### Task to carry out:
Once you have read the records below, write them all out exactly as given.

═══

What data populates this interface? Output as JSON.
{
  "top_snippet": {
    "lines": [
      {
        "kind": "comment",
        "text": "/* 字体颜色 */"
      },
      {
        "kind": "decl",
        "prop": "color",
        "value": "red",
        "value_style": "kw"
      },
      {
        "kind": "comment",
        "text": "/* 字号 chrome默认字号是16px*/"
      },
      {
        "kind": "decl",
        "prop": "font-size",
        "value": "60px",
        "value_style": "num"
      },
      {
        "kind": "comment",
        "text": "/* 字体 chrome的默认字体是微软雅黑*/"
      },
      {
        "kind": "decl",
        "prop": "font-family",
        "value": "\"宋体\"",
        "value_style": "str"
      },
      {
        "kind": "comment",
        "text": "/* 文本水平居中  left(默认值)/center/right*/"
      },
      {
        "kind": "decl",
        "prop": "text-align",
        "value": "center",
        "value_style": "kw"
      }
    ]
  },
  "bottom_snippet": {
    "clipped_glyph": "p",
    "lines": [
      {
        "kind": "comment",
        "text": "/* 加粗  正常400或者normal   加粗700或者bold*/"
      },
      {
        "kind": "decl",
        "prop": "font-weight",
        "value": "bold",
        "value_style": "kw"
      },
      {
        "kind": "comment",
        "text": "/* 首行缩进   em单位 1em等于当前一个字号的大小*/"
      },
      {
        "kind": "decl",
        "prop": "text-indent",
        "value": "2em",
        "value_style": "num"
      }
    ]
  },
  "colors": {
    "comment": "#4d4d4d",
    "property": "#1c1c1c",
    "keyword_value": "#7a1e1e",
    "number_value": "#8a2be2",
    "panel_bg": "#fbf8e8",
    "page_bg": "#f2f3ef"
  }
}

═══

### Exercise solution:
What data populates this interface? Output as JSON.
{
  "top_snippet": {
    "lines": [
      {
        "kind": "comment",
        "text": "/* 字体颜色 */"
      },
      {
        "kind": "decl",
        "prop": "color",
        "value": "red",
        "value_style": "kw"
      },
      {
        "kind": "comment",
        "text": "/* 字号 chrome默认字号是16px*/"
      },
      {
        "kind": "decl",
        "prop": "font-size",
        "value": "60px",
        "value_style": "num"
      },
      {
        "kind": "comment",
        "text": "/* 字体 chrome的默认字体是微软雅黑*/"
      },
      {
        "kind": "decl",
        "prop": "font-family",
        "value": "\"宋体\"",
        "value_style": "str"
      },
      {
        "kind": "comment",
        "text": "/* 文本水平居中  left(默认值)/center/right*/"
      },
      {
        "kind": "decl",
        "prop": "text-align",
        "value": "center",
        "value_style": "kw"
      }
    ]
  },
  "bottom_snippet": {
    "clipped_glyph": "p",
    "lines": [
      {
        "kind": "comment",
        "text": "/* 加粗  正常400或者normal   加粗700或者bold*/"
      },
      {
        "kind": "decl",
        "prop": "font-weight",
        "value": "bold",
        "value_style": "kw"
      },
      {
        "kind": "comment",
        "text": "/* 首行缩进   em单位 1em等于当前一个字号的大小*/"
      },
      {
        "kind": "decl",
        "prop": "text-indent",
        "value": "2em",
        "value_style": "num"
      }
    ]
  },
  "colors": {
    "comment": "#4d4d4d",
    "property": "#1c1c1c",
    "keyword_value": "#7a1e1e",
    "number_value": "#8a2be2",
    "panel_bg": "#fbf8e8",
    "page_bg": "#f2f3ef"
  }
}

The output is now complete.